This also depends a bit on exactly what the files are. For files available from AudioJungle I would focus on getting them in front of filmmakers, game designer and marketing firms, or others who work in film, video and interactive media. If the files are presets for a synth, there are a lot of ways to get the word out.
I have recently had a sounds I designed for Massive synth announced and released by Native Instruments, which instantly put them into the hands of hundreds of thousands of people all around the world. Facebook and Twitter are also great networks to utilize for marketing, and I have seen a pack of sounds get downloaded over 10,000 times in just a few days only using these two sites.
It’s really all about how you word things, where you place your messaging and how you engage with your immediate network and/or community members to help you in spreading the message beyond your normal reach. In today’s digital age, it is not to hard to imagine a blog post or tweet making it all the way around the world several times in a few days, when it would have taken months and even years prior to the internet being in countless homes and offices on every continent.
What are your three favorite files, and why do you like them?
Always a tough question. I’m glad it’s not just one I have to pick! In no particular order I like Epic Orchestral Trailer, Children’s Storytime and Remember When. Now if you asked me again tomorrow, I may just have a different answer.
I like Epic Orchestral Trailer because of the intensity and fast build-up, which is perfect for quick trailer. It’s been used by an amateur filmmaking group, a video games and, of course, movie trailers. It’s always nice to see my work being used by a wide range of people and projects alike.
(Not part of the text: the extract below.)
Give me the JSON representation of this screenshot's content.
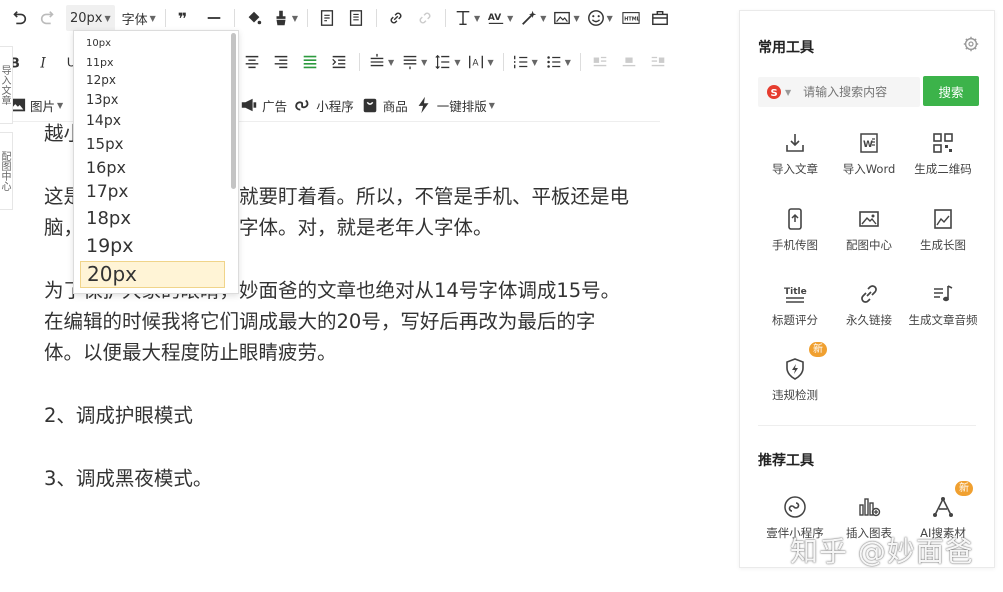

I like Children’s Storytime because of its simplicity and family-friendly appeal. It has been used in family slideshows, interactive storybooks and films. I think it is a refreshing thing when artists exist outside of a preconceived box and produce music of all kinds. It’s not just a great challenge and accomplishment when pulled off successfully, but it also allows clients to have more of their needs met by one person who works well with them.
I also really like Remember When quite a bit, which was one of my earlier uploads to AudioJungle. It is full of emotion and feeling, as well as a very diverse set of instruments. I’m not sure I’ve heard anything quite like it in the marketplace and expect to make more like it in the future.
Apart from yourself, who is your favorite marketplace author, and why do you like them?
Wow, now that it basically impossible to answer. I’ve been a part of the Envato network since it first began, when I was still working with Apple. And now that there a couple million authors throughout the networks, it’s really difficult keeping track of everyone I like in each marketplace.
AudioJungle is a little easier, because I can stream music in the background while doing other things throughout the day. If I had to pick one person, it would be Gareth Coker right now because of his incredible talents coupled with his constant and consistent willingness to help the other authors around here gain a better understanding of the tools, concepts and different approaches available to the modern musician and/or producer of audio. And he’s a nice guy, and that counts for a lot in my book.
What do you do in your spare time?
Well, as soon as we got back from our trip, we adopted a dog from a rescue shelter. So a lot of free time is spent with that little darling. I also spend a fair amount of time in the kitchen cooking, which is still a passion of mine. I also really enjoy reading, hiking, learning new things of all sorts and spending time with family and friends.
I have a feeling that much of my free time will actually be spent in the studio for a while, getting a lot of those new songs produced. I am also in the midst of designing a bunch of new sounds that will be available soon as samples and synth presets through the OhmLab website and various networks and communities. For those interested in keeping up-to-date with these releases outside of AudioJungle, you can join us on Facebook these and other cool updates not found on the main OhmLab website.